Assignment: Print every line below exactly. Skip the pictures.

(App and web page records)
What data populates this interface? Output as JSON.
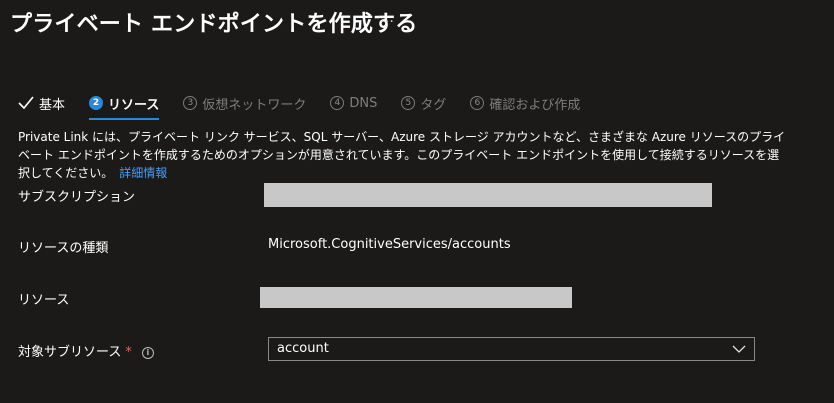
{
  "header": {
    "title": "プライベート エンドポイントを作成する",
    "more_icon": "…"
  },
  "tabs": [
    {
      "label": "基本",
      "status": "done",
      "icon": "check-icon"
    },
    {
      "number": "2",
      "label": "リソース",
      "status": "active"
    },
    {
      "number": "3",
      "label": "仮想ネットワーク",
      "status": "disabled"
    },
    {
      "number": "4",
      "label": "DNS",
      "status": "disabled"
    },
    {
      "number": "5",
      "label": "タグ",
      "status": "disabled"
    },
    {
      "number": "6",
      "label": "確認および作成",
      "status": "disabled"
    }
  ],
  "description": {
    "text": "Private Link には、プライベート リンク サービス、SQL サーバー、Azure ストレージ アカウントなど、さまざまな Azure リソースのプライベート エンドポイントを作成するためのオプションが用意されています。このプライベート エンドポイントを使用して接続するリソースを選択してください。",
    "learn_more": "詳細情報"
  },
  "form": {
    "subscription_label": "サブスクリプション",
    "resource_type_label": "リソースの種類",
    "resource_type_value": "Microsoft.CognitiveServices/accounts",
    "resource_label": "リソース",
    "target_subresource_label": "対象サブリソース",
    "required_mark": "*",
    "info_icon": "i",
    "target_subresource_value": "account"
  },
  "colors": {
    "background": "#1b1a19",
    "accent": "#2b88d8",
    "link": "#479ef5",
    "required": "#ff5a5a",
    "redacted": "#c8c8c8"
  }
}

Final answer:
What data populates this interface? Output as JSON.
{
  "header": {
    "title": "プライベート エンドポイントを作成する",
    "more_icon": "…"
  },
  "tabs": [
    {
      "label": "基本",
      "status": "done",
      "icon": "check-icon"
    },
    {
      "number": "2",
      "label": "リソース",
      "status": "active"
    },
    {
      "number": "3",
      "label": "仮想ネットワーク",
      "status": "disabled"
    },
    {
      "number": "4",
      "label": "DNS",
      "status": "disabled"
    },
    {
      "number": "5",
      "label": "タグ",
      "status": "disabled"
    },
    {
      "number": "6",
      "label": "確認および作成",
      "status": "disabled"
    }
  ],
  "description": {
    "text": "Private Link には、プライベート リンク サービス、SQL サーバー、Azure ストレージ アカウントなど、さまざまな Azure リソースのプライベート エンドポイントを作成するためのオプションが用意されています。このプライベート エンドポイントを使用して接続するリソースを選択してください。",
    "learn_more": "詳細情報"
  },
  "form": {
    "subscription_label": "サブスクリプション",
    "resource_type_label": "リソースの種類",
    "resource_type_value": "Microsoft.CognitiveServices/accounts",
    "resource_label": "リソース",
    "target_subresource_label": "対象サブリソース",
    "required_mark": "*",
    "info_icon": "i",
    "target_subresource_value": "account"
  },
  "colors": {
    "background": "#1b1a19",
    "accent": "#2b88d8",
    "link": "#479ef5",
    "required": "#ff5a5a",
    "redacted": "#c8c8c8"
  }
}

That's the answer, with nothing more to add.